Work order >>
Every line of the entries below that carries the string "title" should be copied.

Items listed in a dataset
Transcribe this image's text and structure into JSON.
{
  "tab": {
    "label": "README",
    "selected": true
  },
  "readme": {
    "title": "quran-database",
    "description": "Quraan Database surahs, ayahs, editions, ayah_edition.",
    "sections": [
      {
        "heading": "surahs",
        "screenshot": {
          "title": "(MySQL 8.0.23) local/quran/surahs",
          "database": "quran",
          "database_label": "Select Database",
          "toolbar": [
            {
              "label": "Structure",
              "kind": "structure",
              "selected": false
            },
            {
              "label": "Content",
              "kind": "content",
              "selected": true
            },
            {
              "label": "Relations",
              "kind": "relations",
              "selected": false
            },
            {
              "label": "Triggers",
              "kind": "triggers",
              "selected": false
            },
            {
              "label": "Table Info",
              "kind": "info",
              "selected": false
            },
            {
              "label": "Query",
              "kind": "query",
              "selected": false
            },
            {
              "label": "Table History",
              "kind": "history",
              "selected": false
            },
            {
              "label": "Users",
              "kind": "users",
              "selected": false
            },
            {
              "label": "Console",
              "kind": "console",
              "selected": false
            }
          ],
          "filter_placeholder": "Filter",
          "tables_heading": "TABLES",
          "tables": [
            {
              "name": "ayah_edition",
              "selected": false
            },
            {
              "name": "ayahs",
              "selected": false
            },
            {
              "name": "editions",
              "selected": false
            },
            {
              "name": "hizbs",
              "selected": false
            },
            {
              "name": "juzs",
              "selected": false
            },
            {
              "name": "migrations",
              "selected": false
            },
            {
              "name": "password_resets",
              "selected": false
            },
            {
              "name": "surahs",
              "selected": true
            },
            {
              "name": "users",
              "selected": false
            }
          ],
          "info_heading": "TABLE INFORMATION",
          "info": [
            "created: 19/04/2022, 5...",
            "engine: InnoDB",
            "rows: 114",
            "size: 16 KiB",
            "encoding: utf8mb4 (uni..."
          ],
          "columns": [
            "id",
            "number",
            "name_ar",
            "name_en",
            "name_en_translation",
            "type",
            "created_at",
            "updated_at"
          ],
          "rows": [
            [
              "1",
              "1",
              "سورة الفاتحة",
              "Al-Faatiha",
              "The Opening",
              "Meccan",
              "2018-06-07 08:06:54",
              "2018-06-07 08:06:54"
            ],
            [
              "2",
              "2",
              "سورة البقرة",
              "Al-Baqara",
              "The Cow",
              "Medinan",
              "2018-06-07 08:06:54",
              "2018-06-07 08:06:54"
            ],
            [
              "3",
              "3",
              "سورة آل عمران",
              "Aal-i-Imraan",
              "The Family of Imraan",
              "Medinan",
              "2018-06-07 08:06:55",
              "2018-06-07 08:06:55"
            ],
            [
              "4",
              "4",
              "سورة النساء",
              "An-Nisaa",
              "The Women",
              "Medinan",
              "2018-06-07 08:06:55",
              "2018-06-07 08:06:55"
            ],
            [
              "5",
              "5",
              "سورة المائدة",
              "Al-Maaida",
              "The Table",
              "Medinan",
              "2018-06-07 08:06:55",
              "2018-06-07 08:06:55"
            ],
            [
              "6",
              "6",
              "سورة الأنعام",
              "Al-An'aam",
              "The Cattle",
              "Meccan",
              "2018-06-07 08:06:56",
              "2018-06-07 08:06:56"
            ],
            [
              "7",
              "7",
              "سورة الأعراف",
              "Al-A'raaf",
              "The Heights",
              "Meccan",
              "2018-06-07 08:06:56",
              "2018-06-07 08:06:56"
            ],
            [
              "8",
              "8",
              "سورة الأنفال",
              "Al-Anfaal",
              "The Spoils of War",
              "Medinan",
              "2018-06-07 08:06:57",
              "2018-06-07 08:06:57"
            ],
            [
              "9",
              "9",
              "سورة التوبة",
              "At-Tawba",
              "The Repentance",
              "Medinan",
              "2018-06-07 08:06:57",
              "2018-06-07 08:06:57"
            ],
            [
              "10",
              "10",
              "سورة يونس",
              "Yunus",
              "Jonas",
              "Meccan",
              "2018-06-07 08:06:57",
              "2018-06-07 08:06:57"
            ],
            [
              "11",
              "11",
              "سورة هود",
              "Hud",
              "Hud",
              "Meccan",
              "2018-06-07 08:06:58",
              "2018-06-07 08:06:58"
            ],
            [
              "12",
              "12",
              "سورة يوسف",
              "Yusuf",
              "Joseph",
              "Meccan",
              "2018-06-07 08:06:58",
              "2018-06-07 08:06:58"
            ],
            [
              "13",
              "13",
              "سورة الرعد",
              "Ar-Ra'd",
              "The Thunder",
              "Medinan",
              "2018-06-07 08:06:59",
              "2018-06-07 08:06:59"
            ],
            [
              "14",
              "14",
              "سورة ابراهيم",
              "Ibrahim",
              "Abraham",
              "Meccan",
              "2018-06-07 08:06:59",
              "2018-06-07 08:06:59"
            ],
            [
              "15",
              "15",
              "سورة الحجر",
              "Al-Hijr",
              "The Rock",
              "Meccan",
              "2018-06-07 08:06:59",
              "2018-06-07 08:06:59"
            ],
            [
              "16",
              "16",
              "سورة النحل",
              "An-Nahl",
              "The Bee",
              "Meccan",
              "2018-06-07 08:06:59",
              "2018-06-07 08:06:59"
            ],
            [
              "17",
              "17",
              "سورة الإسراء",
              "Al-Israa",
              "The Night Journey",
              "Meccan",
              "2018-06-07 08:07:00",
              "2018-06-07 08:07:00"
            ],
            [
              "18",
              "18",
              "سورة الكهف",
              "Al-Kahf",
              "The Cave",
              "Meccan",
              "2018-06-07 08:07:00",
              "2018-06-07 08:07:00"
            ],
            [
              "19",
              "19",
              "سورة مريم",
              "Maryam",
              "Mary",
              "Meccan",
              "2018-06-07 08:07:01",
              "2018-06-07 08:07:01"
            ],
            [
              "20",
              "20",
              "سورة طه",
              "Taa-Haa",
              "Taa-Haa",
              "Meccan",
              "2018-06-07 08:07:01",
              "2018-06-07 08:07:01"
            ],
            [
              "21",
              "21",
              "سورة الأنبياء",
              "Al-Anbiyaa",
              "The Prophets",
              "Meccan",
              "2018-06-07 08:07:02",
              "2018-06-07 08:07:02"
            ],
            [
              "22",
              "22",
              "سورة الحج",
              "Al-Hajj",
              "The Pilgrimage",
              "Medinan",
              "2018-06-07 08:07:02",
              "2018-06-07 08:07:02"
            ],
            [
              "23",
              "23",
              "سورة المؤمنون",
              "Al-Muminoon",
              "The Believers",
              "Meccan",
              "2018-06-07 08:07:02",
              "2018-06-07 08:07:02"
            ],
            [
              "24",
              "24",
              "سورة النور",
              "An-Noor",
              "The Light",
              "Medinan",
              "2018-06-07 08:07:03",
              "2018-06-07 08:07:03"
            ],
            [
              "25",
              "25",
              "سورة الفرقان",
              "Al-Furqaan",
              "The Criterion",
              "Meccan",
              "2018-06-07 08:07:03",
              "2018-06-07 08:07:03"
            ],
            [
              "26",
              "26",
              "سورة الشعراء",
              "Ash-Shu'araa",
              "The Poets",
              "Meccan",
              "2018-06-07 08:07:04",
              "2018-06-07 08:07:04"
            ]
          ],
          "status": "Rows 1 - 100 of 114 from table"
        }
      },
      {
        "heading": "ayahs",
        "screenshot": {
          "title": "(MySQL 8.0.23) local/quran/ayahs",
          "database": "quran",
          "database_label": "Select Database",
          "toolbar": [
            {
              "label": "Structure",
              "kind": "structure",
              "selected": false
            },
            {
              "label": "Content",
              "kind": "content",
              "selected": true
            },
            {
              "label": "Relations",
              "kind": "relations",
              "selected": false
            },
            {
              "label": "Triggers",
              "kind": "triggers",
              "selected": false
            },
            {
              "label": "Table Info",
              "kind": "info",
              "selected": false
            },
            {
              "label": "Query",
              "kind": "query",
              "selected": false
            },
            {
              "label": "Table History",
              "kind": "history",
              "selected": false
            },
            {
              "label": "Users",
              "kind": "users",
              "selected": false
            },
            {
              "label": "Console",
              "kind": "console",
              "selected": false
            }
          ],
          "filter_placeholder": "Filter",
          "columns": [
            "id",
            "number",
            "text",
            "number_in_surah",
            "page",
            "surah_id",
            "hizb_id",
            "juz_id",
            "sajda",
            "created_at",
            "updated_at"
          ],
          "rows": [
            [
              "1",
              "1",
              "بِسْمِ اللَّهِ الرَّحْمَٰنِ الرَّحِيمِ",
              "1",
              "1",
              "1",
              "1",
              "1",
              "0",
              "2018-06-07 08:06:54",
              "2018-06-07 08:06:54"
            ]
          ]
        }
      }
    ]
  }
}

Task result >>
    "title": "quran-database",
          "title": "(MySQL 8.0.23) local/quran/surahs",
          "title": "(MySQL 8.0.23) local/quran/ayahs",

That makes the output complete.